To assess if visual discrimination training improves performance on visual perimetry tests in chronic stroke patients with visual cortex involvement.Methods:
24-2 and 10-2 Humphrey visual fields were analyzed for 17 chronic cortically blind stroke patients prior to and following visual discrimination training, as well as in 5 untrained, cortically blind controls. Trained patients practiced direction discrimination, orientation discrimination, or both, at nonoverlapping, blind field locations. All pretraining and posttraining discrimination performance and Humphrey fields were collected with online eye tracking, ensuring gaze-contingent stimulus presentation.Results:
Trained patients recovered ∼108 degrees2 of vision on average, while untrained patients spontaneously improved over an area of ∼16 degrees2. Improvement was not affected by patient age, time since lesion, size of initial deficit, or training type, but was proportional to the amount of training performed. Untrained patients counterbalanced their improvements with worsening of sensitivity over ∼9 degrees2 of their visual field. Worsening was minimal in trained patients. Finally, although discrimination performance improved at all trained locations, changes in Humphrey sensitivity occurred both within trained regions and beyond, extending over a larger area along the blind field border.Conclusions:
In adults with chronic cortical visual impairment, the blind field border appears to have enhanced plastic potential, which can be recruited by gaze-controlled visual discrimination training to expand the visible field.
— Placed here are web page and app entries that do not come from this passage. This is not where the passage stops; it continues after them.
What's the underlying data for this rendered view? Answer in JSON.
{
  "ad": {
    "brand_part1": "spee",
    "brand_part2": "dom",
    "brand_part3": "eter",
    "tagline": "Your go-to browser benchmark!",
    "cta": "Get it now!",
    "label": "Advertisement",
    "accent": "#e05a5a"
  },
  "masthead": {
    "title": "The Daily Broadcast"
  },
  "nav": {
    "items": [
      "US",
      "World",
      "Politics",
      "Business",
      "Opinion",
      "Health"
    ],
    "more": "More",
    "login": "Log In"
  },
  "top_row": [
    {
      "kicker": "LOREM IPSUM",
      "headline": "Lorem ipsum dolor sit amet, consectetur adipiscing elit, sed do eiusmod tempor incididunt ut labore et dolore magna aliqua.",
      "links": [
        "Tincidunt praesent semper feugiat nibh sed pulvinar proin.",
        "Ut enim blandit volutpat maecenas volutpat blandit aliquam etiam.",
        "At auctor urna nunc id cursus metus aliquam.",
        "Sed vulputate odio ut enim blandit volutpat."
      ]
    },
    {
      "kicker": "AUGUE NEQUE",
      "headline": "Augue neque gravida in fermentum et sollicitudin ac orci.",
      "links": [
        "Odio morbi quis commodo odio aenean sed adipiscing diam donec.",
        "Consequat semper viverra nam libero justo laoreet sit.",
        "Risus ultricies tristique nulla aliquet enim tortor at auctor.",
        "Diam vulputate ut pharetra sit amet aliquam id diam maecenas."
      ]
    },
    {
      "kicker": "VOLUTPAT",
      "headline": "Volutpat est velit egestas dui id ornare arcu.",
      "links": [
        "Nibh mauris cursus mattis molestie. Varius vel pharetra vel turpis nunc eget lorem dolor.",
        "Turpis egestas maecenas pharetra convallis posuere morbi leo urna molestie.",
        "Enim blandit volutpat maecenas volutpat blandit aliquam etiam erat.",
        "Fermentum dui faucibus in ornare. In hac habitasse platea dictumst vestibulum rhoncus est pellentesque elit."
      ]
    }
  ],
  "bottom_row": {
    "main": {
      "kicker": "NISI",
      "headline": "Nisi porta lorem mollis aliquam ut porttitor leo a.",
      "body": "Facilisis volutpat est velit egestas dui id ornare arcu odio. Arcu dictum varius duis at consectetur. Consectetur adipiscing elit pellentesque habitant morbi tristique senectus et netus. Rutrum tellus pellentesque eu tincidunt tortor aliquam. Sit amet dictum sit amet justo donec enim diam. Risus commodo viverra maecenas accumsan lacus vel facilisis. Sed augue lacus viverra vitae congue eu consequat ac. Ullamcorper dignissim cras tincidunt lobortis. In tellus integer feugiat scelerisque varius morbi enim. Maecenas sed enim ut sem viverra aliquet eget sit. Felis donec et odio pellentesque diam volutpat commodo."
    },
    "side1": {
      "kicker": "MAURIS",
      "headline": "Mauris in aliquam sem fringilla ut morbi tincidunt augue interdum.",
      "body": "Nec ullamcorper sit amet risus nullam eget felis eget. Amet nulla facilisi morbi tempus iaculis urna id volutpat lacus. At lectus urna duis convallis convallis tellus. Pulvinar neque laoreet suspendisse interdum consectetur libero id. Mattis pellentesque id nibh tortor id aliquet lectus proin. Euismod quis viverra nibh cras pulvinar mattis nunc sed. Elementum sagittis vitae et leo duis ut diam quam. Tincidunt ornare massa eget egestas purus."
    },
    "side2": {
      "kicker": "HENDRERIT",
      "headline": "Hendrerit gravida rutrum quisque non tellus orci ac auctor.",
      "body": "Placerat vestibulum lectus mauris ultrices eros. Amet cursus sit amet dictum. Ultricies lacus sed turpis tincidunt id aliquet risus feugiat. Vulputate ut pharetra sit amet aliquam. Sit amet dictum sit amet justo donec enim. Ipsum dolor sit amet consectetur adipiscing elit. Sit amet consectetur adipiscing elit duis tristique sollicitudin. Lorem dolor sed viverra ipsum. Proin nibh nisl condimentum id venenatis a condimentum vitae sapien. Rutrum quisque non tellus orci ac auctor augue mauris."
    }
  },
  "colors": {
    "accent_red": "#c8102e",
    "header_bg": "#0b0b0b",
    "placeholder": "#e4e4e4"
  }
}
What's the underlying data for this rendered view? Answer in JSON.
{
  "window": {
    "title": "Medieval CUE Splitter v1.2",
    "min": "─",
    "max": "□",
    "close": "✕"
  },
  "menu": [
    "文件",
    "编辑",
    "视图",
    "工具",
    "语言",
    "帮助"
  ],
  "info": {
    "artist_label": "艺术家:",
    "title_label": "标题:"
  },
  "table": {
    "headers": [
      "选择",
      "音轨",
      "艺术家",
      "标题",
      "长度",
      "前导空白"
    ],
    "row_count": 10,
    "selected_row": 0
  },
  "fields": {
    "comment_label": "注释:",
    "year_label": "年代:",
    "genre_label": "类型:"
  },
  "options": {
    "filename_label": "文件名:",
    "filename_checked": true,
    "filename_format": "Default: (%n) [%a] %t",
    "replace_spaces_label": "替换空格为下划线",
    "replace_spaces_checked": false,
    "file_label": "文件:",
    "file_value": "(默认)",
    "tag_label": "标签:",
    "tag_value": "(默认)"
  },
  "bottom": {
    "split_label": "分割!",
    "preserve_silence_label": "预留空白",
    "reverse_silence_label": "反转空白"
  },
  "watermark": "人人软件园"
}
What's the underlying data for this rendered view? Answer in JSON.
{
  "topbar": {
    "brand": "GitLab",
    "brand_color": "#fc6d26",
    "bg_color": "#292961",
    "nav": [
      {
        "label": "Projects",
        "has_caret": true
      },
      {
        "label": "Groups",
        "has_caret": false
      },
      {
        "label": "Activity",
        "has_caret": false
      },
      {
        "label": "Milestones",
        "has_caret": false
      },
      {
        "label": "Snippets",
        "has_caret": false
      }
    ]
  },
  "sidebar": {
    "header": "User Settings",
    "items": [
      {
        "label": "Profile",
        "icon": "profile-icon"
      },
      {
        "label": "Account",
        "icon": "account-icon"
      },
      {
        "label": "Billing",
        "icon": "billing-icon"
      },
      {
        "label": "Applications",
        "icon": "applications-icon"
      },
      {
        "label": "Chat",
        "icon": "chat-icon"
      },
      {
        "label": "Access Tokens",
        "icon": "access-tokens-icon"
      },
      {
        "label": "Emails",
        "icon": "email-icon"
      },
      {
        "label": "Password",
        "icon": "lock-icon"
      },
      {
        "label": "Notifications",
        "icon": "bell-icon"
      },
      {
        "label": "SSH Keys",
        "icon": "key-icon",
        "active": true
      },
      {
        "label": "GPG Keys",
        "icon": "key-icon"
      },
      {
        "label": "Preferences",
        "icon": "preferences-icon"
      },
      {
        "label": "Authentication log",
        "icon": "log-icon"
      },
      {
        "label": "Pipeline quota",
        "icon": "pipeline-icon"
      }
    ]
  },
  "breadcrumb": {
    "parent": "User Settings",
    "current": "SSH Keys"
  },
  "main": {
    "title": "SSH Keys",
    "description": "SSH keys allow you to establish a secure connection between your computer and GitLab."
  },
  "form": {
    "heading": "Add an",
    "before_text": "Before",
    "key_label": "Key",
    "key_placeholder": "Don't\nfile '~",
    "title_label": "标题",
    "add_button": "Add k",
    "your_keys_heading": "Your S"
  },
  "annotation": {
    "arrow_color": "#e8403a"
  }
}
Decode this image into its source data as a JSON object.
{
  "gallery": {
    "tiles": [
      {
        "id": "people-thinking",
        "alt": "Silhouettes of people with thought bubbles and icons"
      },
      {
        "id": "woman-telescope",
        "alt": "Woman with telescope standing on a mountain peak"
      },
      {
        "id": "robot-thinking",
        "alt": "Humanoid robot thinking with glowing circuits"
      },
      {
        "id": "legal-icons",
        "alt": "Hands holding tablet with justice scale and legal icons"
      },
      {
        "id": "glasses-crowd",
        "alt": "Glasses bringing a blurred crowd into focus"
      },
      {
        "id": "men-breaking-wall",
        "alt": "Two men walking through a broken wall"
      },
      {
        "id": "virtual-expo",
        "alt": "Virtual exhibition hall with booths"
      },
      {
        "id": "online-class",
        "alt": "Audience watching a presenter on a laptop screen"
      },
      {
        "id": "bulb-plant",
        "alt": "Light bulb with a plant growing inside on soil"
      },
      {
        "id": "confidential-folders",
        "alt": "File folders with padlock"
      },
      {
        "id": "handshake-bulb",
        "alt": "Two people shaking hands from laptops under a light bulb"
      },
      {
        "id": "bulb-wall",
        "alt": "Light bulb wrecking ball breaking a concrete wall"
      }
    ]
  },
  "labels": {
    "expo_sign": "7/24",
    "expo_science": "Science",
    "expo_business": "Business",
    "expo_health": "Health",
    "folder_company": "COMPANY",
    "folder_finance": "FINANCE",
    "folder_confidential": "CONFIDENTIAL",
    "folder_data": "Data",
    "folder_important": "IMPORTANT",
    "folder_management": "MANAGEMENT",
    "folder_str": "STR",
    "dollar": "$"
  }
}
Our findings underscore a critical need for future studies to measure the effects of vision restoration approaches on perimetry in larger cohorts of patients.